Navigating Personal Bankruptcy


Understanding the different types of personal bankruptcy will help you understand which direction you should take to getting your finances back on track. Types of bankruptcy are dependent on the situation and are usually organized into "Chapters" to better aid the debtor in making decisions. The three most common types of personal bankruptcy are Chapter 7, Chapter 11, and Chapter 13.

Chapter 7 bankruptcy

Chapter 7 bankruptcy is a sort of fresh start when it comes to your finances. All of your assets (sellable stuff) are liquidated (turned into money) to pay off your debts. Whatever's left over is yours, so use it wisely.

Chapter 11 bankruptcy
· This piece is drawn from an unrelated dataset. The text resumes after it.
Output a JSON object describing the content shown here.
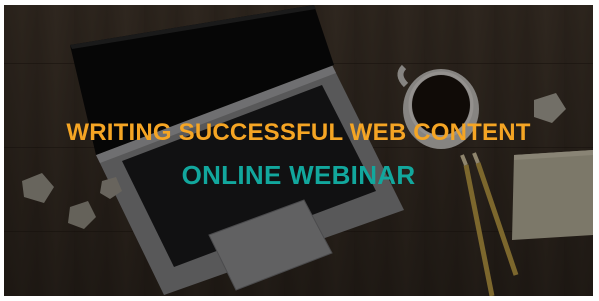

Chapter 11 bankruptcy is typically used by corporations. However, individuals in a partnership may also apply for Chapter 11 bankruptcy in the event that your personal assets can be liquidated to extinguish the debt. However, if you happen to be the sole proprietor of the business, you're in a heap of trouble. Nothing is sacred if you're the sole proprietor filing under Chapter 11.

Chapter 13 bankruptcy
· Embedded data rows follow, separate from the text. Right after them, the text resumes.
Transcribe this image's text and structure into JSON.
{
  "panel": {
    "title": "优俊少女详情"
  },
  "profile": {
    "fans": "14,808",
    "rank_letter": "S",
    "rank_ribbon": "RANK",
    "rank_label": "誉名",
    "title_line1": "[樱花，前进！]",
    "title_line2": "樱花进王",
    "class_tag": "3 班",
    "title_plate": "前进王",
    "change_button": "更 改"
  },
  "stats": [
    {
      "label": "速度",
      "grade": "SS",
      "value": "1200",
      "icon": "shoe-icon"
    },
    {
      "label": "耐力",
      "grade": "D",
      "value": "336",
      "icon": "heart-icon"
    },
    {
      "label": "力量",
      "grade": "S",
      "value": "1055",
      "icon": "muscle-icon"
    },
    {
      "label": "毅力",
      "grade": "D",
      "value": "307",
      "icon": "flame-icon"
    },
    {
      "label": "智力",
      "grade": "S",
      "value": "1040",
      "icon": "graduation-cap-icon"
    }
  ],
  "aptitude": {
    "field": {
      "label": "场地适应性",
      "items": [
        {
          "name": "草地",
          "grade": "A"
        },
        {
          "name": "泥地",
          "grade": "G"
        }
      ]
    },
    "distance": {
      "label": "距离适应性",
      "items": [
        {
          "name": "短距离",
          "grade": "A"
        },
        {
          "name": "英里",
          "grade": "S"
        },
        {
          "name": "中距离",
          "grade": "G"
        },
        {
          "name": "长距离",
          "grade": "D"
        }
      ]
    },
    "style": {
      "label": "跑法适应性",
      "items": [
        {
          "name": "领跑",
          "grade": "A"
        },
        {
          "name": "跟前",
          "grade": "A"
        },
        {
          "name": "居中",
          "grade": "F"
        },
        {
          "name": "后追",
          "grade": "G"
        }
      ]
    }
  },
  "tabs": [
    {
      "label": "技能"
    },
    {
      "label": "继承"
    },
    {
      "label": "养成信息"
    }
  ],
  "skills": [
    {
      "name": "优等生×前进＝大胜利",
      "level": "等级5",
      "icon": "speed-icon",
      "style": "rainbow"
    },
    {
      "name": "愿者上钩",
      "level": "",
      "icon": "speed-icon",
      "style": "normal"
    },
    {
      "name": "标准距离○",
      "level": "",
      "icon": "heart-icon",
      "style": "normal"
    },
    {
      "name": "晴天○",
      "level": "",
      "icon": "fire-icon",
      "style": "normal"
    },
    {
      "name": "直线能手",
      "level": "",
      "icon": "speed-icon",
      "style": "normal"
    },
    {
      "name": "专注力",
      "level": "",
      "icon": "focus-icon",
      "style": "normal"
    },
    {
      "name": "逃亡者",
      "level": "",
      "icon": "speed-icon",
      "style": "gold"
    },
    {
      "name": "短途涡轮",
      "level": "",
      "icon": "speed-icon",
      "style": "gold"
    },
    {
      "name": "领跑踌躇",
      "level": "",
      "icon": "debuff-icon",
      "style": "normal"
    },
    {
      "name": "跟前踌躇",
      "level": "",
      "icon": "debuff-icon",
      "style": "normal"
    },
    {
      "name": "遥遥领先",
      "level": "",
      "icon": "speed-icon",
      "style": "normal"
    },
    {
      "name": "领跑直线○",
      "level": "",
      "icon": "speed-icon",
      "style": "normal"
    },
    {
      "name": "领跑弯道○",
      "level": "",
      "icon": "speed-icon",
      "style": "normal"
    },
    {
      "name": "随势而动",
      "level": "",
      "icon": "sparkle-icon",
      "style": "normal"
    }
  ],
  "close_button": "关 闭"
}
Chapter 13 bankruptcy is for people who are more or less able to pay some or most of their debts over a period of three to five years. This requires not only a stable income, but a disposable income as well. Chapter 13 debtors have been in it for the long haul, often carrying a mortgage or student loans on their conscience. 

What is a means test?

The type of personal bankruptcy you file for is determined by a means test, which is determined by the median income in your state. Not everyone is eligible for Chapter 7 bankruptcy, just like not everyone is eligible for Chapter 13 bankruptcy. In order to determine your eligibility, you'll have to fill out Official Bankruptcy Form 22A or 22C. 22A will help you decide if Chapter 7 is right for you, and 22C will do the same for Chapter 13. Both of these forms can be found on the US Courts website. These forms will look at your financials and have you do calculations based on your answers to the questions. For both forms you will need your personal financial records, as well as data from the IRS, which is also available on the US Courts website. If you need help filling out either form, your personal bankruptcy lawyer, one like Richard S. Ross - Bankruptcy Attorney, or a representative from your local bankruptcy court or state Bar Association can help you.


20 March 2015

Getting Through Bankruptcy With Minimal Stress

Filing for bankruptcy has a tendency to make people feel ashamed and stressed out, and can turn into a big source of depression if not handled properly. As a counselor for couples and families, I have worked with various families throughout the years who have had to go through bankruptcy. And during this time, I have seen firsthand how, with the right mindset, going through bankruptcy can make people stronger in their financial lives and careers. I started this blog to provide information about the right things to do and the things that should be avoided while going through bankruptcy to minimize stress and maximize potential once the process is over. If you have any questions or concerns, hopefully they can be addressed on these pages.